I visited this saturday this exhibition in Amsterdam.
For those unfamiliar with the Mongolian history, it's quite unusual to actually be able to view any remains from the Mongolian era as there are hardly any remains from this nomads apart from their spectacular stories and history,largely recorded by the people they conquered.
Recent finds in Mongolia show a small part of their actual daily belongings and are quite rare.
These new finds are on show at this exhibition in the Allard Pierson Museum in Amsterdam which exhibition has been extended till the 4th of November 2012.
For more details, go to:
Horse & Rider - From Homer to Genghis Khan
In the world of the Greeks (1300 - 300 BC) and on the Mongolian steppe (600 - 1400 AD)

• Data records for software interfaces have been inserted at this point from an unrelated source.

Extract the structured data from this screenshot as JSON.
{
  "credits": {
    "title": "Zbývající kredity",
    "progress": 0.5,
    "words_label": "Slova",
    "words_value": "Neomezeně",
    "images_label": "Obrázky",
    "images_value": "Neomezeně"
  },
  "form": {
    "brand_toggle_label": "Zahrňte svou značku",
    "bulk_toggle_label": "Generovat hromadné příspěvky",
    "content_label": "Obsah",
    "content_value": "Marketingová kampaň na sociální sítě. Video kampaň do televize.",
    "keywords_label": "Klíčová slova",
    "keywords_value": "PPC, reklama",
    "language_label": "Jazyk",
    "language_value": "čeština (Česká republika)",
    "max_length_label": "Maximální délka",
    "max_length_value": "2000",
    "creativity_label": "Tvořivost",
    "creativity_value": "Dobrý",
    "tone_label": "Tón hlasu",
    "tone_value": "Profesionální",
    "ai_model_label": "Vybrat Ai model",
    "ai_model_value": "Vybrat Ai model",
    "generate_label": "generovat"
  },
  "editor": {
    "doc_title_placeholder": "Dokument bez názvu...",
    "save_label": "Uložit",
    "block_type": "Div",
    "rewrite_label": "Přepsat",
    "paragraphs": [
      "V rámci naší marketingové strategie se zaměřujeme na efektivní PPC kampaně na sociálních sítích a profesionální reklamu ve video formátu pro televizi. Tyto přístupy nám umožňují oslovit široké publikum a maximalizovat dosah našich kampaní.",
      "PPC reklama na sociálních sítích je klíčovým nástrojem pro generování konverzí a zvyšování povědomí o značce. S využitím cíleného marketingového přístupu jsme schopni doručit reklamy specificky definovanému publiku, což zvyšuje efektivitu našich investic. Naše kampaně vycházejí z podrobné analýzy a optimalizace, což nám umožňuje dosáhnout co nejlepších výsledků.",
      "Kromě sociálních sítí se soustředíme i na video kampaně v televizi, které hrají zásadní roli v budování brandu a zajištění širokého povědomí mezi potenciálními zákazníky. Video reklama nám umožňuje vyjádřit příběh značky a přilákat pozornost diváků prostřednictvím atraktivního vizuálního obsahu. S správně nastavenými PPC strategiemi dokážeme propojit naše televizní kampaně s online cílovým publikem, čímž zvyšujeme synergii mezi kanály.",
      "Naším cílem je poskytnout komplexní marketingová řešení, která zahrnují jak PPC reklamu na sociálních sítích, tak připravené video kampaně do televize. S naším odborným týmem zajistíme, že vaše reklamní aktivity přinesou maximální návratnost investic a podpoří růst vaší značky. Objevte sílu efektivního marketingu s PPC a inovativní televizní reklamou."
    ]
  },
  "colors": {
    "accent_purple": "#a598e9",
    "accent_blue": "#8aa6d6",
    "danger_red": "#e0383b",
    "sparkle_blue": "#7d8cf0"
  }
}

Allard Pierson Museum, Amsterdam 16 May to 16 September 2012
The combined exhibition Horse & Rider - From Homer to Genghis Khan is presented in the Allard Pierson Museum from 16 May to 16 September 2012. The impact of horse and rider on the world of the Greeks and on Central Asia lies at the focus, with two different cultures coming under the microscope: a nomadic and once feared nation from the Asian steppe and a city-based and influential society centred on the Mediterranean that we know as the cradle of our current Western civilisation. These are two highly evocative cultures, with Homer and the Mongol Empire of Genghis Khan as iconic opening and closing points. By means of this combined exhibition the Allard Pierson Museum for the first time confronts and combines its own classical collection with finds from a period and region that are not normally covered.

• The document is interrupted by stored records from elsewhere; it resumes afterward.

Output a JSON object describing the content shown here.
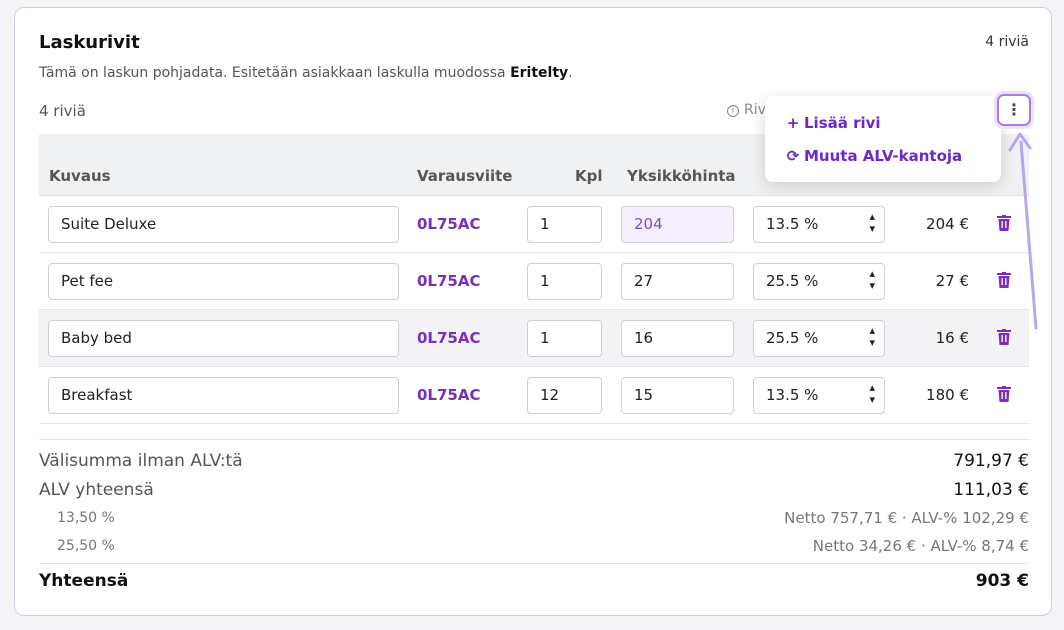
{
  "section": {
    "title": "Laskurivit",
    "top_count": "4 riviä",
    "subtitle_prefix": "Tämä on laskun pohjadata. Esitetään asiakkaan laskulla muodossa ",
    "subtitle_bold": "Eritelty",
    "subtitle_suffix": ".",
    "rows_count": "4 riviä",
    "rivi_label": "Rivi"
  },
  "menu": {
    "items": [
      {
        "icon": "+",
        "label": "Lisää rivi"
      },
      {
        "icon": "⟳",
        "label": "Muuta ALV-kantoja"
      }
    ]
  },
  "table": {
    "headers": {
      "kuvaus": "Kuvaus",
      "varausviite": "Varausviite",
      "kpl": "Kpl",
      "yksikkohinta": "Yksikköhinta"
    },
    "rows": [
      {
        "description": "Suite Deluxe",
        "reference": "0L75AC",
        "qty": "1",
        "unit_price": "204",
        "vat": "13.5 %",
        "total": "204 €"
      },
      {
        "description": "Pet fee",
        "reference": "0L75AC",
        "qty": "1",
        "unit_price": "27",
        "vat": "25.5 %",
        "total": "27 €"
      },
      {
        "description": "Baby bed",
        "reference": "0L75AC",
        "qty": "1",
        "unit_price": "16",
        "vat": "25.5 %",
        "total": "16 €"
      },
      {
        "description": "Breakfast",
        "reference": "0L75AC",
        "qty": "12",
        "unit_price": "15",
        "vat": "13.5 %",
        "total": "180 €"
      }
    ]
  },
  "summary": {
    "subtotal_label": "Välisumma ilman ALV:tä",
    "subtotal_value": "791,97 €",
    "vat_total_label": "ALV yhteensä",
    "vat_total_value": "111,03 €",
    "vat_breakdown": [
      {
        "rate": "13,50 %",
        "detail": "Netto 757,71 € · ALV-% 102,29 €"
      },
      {
        "rate": "25,50 %",
        "detail": "Netto 34,26 € · ALV-% 8,74 €"
      }
    ],
    "grand_label": "Yhteensä",
    "grand_value": "903 €"
  },
  "colors": {
    "accent": "#7b2fb8",
    "border": "#d7c8ee"
  }
}
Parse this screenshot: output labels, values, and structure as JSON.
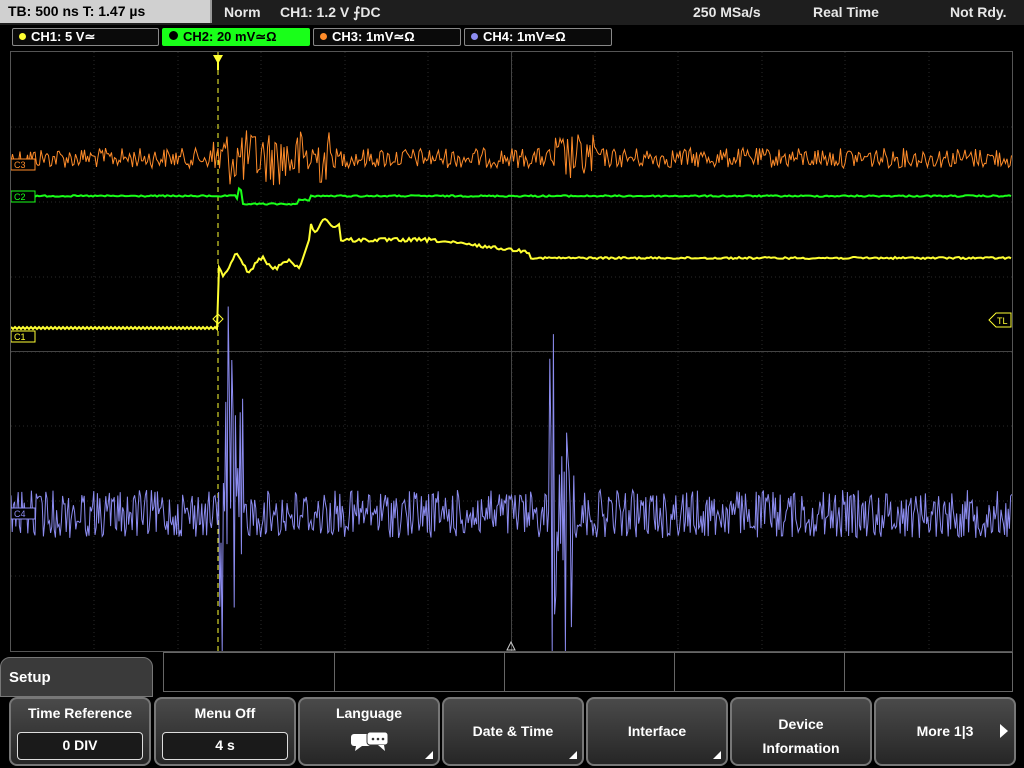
{
  "status": {
    "timebase": "TB: 500 ns   T: 1.47 µs",
    "trigger_mode": "Norm",
    "trigger_info": "CH1: 1.2 V ⨍DC",
    "sample_rate": "250 MSa/s",
    "acq_mode": "Real Time",
    "state": "Not Rdy."
  },
  "channels": [
    {
      "label": "CH1: 5 V≃",
      "color": "#ffff33"
    },
    {
      "label": "CH2: 20 mV≃Ω",
      "color": "#19ff19"
    },
    {
      "label": "CH3: 1mV≃Ω",
      "color": "#ff8c2a"
    },
    {
      "label": "CH4: 1mV≃Ω",
      "color": "#8c8cf0"
    }
  ],
  "markers": {
    "c3": "C3",
    "c2": "C2",
    "c1": "C1",
    "c4": "C4",
    "trigger_level": "TL"
  },
  "menu": {
    "title": "Setup",
    "time_reference": {
      "label": "Time Reference",
      "value": "0 DIV"
    },
    "menu_off": {
      "label": "Menu Off",
      "value": "4 s"
    },
    "language": {
      "label": "Language",
      "icon": "speech-bubbles-icon"
    },
    "date_time": {
      "label": "Date & Time"
    },
    "interface": {
      "label": "Interface"
    },
    "device_info": {
      "line1": "Device",
      "line2": "Information"
    },
    "more": {
      "label": "More 1|3"
    }
  }
}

The Greek part of the exhibition shows the rise and use of the horse as mount and status symbol roughly from the Troy described by Homer right up to Alexander the Great, between 1300 and 300 BC. The Mongolian part shows archaeological finds recently excavated from rock graves in Mongolia. These finds from the 7th to 14th centuries AD have been exceptionally well preserved. They include musical instruments, items of clothing, weapons and of course saddles and harnesses. During this period, owing to the introduction of the stirrup, the rise of the steppe peoples reached its apogee in 1206 with the founding of the Mongol Empire by Genghis Khan - one of the largest empires in world history. The exhibition depicts a society in which man and horse work together as a single unit. The exhibition Horse & Rider transports the viewer to two different worlds in which man and horse are inextricably bound up with each other.

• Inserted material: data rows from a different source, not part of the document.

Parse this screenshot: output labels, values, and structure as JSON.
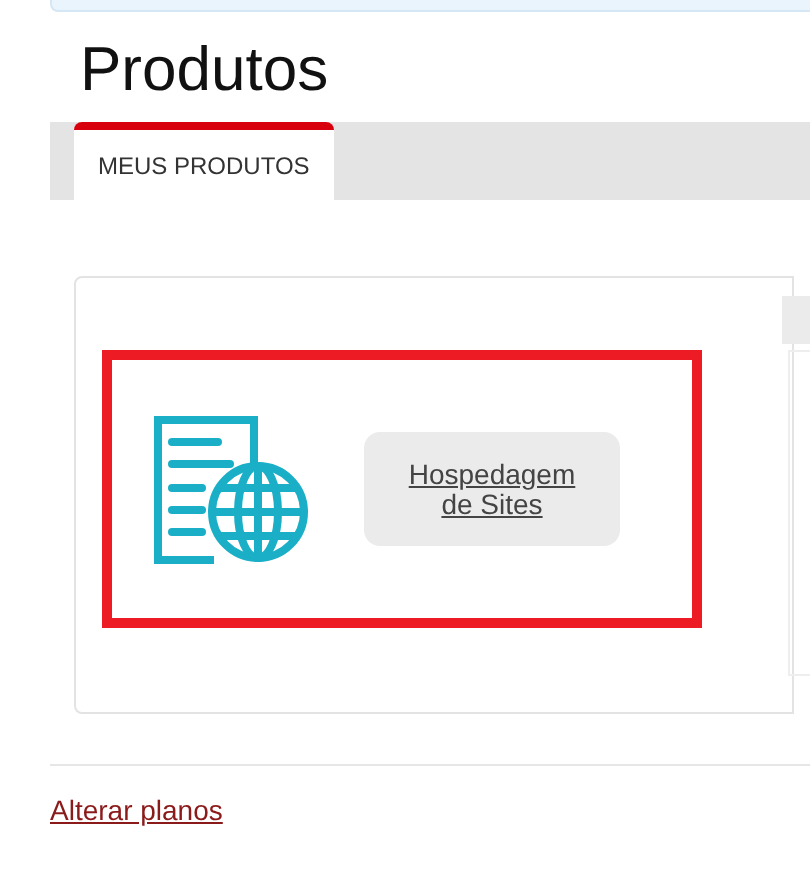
{
  "page_title": "Produtos",
  "tabs": [
    {
      "label": "MEUS PRODUTOS",
      "selected": true
    }
  ],
  "products": [
    {
      "name": "Hospedagem de Sites",
      "highlighted": true
    }
  ],
  "footer_link": "Alterar planos"
}
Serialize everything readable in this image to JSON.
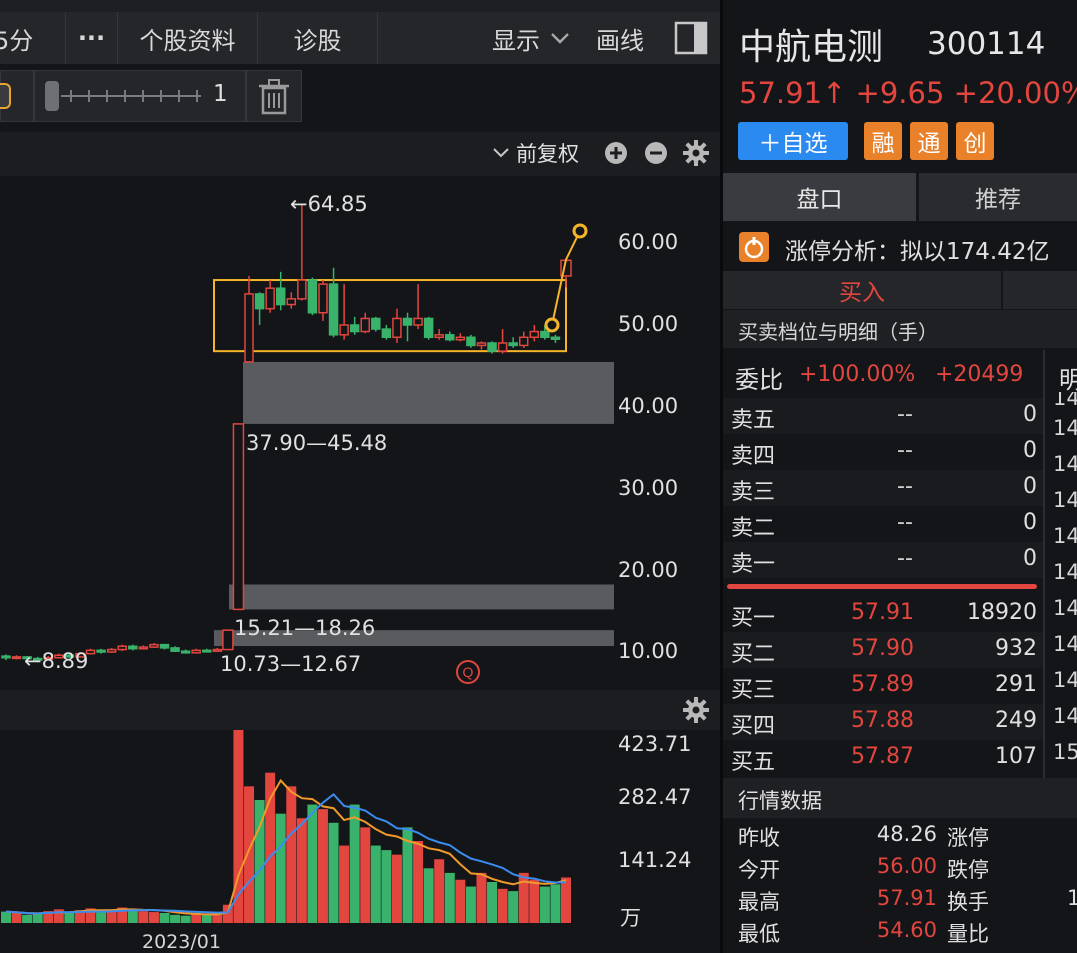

To mark the exhibition, a catalogue of the Mongolian part is being published (17.95 euros) along with a special from AP Notifications by the Association of the Friends of the Allard Pierson Museum (6.50 euros). In addition, there is a wide range of associated events, including lectures, guided tours, study days and workshops. Visitors - young and old - will be able to imagine themselves as true inhabitants of the Mongolian steppe in a fully equipped yurt, or traditional nomad tent, complete with appropriate clothing. The Mongolia of today as source of inspiration can be seen in Blue Sky, a selection of photographs and artwork by Matthea van Staden and Jeroen Toirkens.
More than 200 museum artefacts will be presented against a backdrop of life-size antique mosaics and Mongolian steppe landscapes, with 100 of them on loan from the Academy of Sciences of Mongolia. The arresting exhibition design , rich in texture and tangibility , is by Theo Braams. The exhibition has been made possible with the assistance of the LVR LandesMuseum in Bonn, the Bundesministerium für Bildung und Forschung (German Ministry for Education and Research) and the Gerda Henkel Foundation.
There is an additional charge of € 3 throughout the Horse & Rider exhibition, period (16 May to 16 September 2012).